▸ Exercise materials
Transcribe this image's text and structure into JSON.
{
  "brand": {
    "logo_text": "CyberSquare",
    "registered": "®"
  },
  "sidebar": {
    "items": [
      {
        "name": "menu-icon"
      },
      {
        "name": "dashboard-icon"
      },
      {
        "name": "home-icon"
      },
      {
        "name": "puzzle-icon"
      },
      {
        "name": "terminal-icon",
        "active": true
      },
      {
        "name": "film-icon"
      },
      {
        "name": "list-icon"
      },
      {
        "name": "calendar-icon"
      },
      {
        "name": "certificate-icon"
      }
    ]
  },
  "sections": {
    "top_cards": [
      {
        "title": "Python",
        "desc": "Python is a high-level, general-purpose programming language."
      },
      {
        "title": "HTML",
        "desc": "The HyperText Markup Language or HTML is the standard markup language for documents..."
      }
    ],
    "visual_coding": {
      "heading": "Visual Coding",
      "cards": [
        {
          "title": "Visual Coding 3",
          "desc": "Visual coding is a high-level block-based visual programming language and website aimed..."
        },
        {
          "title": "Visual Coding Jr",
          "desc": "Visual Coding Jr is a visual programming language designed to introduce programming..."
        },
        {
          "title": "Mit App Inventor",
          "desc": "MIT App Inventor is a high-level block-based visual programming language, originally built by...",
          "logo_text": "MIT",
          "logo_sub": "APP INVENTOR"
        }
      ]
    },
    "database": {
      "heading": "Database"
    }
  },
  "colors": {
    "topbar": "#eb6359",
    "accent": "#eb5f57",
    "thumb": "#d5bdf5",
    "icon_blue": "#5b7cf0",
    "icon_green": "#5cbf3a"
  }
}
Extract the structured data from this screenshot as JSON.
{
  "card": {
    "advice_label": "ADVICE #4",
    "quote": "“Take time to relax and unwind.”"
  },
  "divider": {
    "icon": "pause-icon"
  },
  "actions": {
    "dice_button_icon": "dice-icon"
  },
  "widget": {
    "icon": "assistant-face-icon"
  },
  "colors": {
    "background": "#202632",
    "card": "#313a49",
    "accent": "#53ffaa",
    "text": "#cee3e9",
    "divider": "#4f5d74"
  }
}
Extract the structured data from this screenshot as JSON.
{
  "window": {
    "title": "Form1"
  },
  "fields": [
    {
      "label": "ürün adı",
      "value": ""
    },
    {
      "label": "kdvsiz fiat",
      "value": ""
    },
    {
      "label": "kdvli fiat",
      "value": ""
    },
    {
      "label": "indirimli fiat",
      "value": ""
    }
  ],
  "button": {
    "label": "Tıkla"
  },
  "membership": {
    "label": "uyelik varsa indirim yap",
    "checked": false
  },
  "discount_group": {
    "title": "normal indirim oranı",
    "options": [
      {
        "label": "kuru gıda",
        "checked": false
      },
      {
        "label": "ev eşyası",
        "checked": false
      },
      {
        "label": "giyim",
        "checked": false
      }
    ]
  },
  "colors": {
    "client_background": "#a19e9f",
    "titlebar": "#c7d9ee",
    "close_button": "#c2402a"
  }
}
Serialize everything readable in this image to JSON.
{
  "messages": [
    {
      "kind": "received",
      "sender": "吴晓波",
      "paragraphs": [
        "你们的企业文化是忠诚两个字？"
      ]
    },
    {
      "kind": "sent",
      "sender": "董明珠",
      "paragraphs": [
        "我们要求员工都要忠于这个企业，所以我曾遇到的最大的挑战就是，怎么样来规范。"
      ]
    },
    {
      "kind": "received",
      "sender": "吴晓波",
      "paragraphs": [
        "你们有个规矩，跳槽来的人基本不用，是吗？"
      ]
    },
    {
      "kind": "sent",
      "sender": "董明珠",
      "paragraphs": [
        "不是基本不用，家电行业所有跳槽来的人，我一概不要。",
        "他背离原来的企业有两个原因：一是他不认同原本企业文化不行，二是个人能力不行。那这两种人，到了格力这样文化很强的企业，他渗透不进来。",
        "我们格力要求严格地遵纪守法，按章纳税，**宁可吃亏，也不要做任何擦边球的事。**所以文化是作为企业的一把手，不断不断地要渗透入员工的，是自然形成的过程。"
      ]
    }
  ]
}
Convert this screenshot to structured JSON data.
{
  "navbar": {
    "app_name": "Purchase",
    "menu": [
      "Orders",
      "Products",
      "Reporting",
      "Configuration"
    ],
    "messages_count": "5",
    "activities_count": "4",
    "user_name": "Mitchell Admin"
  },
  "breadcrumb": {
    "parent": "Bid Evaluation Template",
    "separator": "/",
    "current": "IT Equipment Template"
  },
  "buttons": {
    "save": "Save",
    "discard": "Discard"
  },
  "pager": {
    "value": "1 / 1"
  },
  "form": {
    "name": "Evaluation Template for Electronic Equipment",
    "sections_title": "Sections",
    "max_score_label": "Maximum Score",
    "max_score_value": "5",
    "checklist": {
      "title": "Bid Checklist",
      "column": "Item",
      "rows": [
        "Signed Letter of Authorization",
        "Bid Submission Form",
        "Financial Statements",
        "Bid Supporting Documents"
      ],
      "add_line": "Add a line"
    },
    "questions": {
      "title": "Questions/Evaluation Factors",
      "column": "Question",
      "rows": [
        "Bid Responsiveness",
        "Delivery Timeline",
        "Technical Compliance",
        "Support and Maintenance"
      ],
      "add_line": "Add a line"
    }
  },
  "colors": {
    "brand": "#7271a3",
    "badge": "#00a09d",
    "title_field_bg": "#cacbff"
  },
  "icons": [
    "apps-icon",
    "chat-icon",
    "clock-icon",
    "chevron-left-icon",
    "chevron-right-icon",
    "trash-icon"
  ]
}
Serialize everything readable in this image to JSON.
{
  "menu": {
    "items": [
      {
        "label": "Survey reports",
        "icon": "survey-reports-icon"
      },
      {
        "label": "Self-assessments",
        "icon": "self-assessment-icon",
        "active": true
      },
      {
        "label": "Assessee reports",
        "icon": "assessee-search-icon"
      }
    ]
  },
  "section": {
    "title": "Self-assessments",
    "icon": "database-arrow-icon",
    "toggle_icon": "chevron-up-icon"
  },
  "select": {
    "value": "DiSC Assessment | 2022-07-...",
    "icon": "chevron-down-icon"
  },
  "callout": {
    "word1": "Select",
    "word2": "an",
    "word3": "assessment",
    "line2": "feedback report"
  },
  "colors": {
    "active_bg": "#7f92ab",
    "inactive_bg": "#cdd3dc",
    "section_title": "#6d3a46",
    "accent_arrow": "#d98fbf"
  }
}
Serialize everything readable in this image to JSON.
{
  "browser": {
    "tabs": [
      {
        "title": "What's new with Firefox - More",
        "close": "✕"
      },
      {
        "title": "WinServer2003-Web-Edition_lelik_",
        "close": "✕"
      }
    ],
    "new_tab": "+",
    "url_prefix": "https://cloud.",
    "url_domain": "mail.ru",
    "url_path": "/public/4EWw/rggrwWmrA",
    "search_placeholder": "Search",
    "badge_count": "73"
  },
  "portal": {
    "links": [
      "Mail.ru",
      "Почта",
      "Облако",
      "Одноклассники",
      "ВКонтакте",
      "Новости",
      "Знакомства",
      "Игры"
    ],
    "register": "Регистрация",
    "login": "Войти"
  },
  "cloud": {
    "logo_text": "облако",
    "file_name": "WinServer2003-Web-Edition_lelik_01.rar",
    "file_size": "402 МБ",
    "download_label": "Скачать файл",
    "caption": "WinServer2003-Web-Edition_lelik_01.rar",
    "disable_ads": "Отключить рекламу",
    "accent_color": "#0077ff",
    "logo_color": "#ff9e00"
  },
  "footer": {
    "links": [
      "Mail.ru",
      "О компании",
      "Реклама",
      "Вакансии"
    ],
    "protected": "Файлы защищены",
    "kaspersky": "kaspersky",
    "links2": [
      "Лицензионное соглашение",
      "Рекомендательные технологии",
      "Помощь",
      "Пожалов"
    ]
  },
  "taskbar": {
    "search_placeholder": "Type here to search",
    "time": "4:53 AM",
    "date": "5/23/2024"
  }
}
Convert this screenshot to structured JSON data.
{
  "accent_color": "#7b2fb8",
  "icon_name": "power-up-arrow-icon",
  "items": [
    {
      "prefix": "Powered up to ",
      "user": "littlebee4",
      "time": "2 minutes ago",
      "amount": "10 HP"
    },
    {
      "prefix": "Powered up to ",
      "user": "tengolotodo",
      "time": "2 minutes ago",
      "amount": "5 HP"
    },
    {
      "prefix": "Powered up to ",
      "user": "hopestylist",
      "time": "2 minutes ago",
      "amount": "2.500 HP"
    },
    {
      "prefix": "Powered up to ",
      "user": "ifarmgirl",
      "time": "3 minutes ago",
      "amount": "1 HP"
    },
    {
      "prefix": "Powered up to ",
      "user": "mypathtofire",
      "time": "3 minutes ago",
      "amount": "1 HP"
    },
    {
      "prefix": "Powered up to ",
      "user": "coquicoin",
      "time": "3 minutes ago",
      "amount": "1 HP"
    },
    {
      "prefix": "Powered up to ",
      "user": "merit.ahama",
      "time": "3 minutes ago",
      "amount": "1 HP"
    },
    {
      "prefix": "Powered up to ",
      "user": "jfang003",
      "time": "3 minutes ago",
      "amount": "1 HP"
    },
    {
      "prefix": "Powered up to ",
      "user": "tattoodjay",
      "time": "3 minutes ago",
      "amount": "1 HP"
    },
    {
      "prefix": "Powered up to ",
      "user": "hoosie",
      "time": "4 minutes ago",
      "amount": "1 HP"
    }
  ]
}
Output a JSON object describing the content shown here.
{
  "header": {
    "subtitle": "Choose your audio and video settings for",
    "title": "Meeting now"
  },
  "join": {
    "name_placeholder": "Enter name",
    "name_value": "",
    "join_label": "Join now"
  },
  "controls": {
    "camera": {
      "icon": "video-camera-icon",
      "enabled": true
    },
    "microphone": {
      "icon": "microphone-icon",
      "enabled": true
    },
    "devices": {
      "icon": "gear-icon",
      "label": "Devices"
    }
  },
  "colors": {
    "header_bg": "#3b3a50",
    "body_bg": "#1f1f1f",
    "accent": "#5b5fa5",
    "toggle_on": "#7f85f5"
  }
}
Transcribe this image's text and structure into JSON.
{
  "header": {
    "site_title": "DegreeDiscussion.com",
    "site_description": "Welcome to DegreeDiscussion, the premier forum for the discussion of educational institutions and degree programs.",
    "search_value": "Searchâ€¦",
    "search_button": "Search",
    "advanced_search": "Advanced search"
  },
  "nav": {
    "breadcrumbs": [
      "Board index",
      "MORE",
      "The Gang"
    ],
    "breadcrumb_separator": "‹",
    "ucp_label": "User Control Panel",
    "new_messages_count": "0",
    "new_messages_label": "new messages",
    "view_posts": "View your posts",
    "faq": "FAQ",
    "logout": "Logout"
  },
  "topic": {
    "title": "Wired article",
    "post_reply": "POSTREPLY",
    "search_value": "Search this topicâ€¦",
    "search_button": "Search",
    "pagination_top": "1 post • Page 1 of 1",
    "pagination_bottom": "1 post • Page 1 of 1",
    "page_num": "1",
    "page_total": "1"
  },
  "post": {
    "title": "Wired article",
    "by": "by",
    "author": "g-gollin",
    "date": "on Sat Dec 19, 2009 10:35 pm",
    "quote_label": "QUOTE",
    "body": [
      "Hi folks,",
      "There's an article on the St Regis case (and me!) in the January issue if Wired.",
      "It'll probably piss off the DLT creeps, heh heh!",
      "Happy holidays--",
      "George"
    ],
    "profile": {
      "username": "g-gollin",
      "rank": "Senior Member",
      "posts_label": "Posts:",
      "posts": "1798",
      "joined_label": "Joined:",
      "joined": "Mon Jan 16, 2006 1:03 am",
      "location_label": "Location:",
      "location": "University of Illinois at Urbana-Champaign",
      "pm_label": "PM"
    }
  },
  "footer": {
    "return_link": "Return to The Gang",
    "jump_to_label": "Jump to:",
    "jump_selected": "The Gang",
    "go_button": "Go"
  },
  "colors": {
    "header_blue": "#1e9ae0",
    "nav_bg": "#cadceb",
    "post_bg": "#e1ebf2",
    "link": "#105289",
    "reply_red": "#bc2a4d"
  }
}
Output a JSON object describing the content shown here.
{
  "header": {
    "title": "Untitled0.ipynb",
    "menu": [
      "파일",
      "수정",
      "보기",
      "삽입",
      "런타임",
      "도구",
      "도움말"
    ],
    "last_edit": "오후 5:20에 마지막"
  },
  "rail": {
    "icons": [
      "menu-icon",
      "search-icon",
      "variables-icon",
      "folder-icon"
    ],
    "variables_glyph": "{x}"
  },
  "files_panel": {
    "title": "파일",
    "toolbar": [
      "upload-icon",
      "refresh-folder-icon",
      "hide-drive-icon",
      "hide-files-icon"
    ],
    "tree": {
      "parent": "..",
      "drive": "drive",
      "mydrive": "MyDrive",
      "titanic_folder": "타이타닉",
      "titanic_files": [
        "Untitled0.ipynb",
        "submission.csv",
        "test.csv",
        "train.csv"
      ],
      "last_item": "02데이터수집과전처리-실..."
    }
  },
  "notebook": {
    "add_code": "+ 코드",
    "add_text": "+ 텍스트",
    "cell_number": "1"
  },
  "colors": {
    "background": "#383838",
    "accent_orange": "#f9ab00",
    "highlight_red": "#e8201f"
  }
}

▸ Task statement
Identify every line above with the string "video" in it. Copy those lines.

▸ Task response
    "subtitle": "Choose your audio and video settings for",
      "icon": "video-camera-icon",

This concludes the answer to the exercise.